» **Extracted information**:

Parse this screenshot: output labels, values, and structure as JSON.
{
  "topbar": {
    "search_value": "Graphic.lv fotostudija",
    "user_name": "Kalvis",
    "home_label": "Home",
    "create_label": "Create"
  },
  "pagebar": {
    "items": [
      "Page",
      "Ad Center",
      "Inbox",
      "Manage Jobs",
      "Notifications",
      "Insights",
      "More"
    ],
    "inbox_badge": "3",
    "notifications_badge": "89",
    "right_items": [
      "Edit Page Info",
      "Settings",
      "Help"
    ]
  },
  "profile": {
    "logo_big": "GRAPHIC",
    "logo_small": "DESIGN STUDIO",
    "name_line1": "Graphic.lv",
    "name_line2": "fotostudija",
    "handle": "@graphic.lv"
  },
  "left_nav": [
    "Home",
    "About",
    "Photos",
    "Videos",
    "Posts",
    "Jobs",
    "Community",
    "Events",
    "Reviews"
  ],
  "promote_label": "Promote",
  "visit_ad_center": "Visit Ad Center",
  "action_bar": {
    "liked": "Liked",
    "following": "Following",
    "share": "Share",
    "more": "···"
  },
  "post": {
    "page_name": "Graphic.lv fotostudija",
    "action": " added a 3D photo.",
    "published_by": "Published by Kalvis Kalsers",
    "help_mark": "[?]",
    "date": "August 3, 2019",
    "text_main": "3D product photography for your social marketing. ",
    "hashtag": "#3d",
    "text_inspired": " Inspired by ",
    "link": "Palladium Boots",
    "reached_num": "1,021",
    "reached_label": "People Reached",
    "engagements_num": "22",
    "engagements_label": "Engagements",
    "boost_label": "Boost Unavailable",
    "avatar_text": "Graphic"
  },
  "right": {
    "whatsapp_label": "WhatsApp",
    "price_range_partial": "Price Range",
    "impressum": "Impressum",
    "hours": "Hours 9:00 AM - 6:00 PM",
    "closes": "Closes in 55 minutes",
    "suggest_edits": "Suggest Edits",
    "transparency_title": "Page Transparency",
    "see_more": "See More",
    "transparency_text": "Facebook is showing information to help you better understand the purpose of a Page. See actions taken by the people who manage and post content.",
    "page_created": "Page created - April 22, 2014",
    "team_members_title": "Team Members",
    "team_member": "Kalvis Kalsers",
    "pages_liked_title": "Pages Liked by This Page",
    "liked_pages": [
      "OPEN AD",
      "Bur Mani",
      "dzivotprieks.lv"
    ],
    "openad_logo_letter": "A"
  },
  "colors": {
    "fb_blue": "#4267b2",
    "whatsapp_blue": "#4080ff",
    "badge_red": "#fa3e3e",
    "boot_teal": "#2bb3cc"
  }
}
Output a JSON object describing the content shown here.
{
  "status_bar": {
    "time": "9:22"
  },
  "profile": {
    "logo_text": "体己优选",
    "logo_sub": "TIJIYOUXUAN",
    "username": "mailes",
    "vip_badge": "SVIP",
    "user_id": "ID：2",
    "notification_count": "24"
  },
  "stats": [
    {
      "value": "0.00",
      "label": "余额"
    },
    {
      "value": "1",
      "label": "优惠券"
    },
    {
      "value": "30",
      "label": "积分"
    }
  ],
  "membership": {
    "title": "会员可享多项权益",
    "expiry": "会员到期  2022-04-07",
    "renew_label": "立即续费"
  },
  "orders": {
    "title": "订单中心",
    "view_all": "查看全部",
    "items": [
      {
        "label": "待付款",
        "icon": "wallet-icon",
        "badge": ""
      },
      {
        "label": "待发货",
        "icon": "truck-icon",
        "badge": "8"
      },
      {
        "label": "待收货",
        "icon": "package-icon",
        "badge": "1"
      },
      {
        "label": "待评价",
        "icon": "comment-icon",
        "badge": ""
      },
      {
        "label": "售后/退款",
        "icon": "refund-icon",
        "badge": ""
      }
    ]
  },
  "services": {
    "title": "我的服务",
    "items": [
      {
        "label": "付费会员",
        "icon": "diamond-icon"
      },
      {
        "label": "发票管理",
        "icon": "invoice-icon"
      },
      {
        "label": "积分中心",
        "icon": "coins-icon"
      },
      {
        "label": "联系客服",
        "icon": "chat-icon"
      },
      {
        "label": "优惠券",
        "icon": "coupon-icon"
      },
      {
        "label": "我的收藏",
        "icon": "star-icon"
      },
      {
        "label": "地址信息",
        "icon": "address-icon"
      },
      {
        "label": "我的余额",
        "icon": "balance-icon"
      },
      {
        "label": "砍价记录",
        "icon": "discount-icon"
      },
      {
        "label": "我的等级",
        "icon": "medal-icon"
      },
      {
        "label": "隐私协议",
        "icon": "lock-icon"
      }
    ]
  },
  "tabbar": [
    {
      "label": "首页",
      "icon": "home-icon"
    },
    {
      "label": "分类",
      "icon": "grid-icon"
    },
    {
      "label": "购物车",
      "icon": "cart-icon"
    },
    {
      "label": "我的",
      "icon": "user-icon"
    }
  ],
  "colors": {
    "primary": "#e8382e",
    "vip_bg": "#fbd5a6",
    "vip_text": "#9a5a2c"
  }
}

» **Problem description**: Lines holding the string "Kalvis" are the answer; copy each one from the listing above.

» **Solution for this problem**:
    "user_name": "Kalvis",
    "published_by": "Published by Kalvis Kalsers",
    "team_member": "Kalvis Kalsers",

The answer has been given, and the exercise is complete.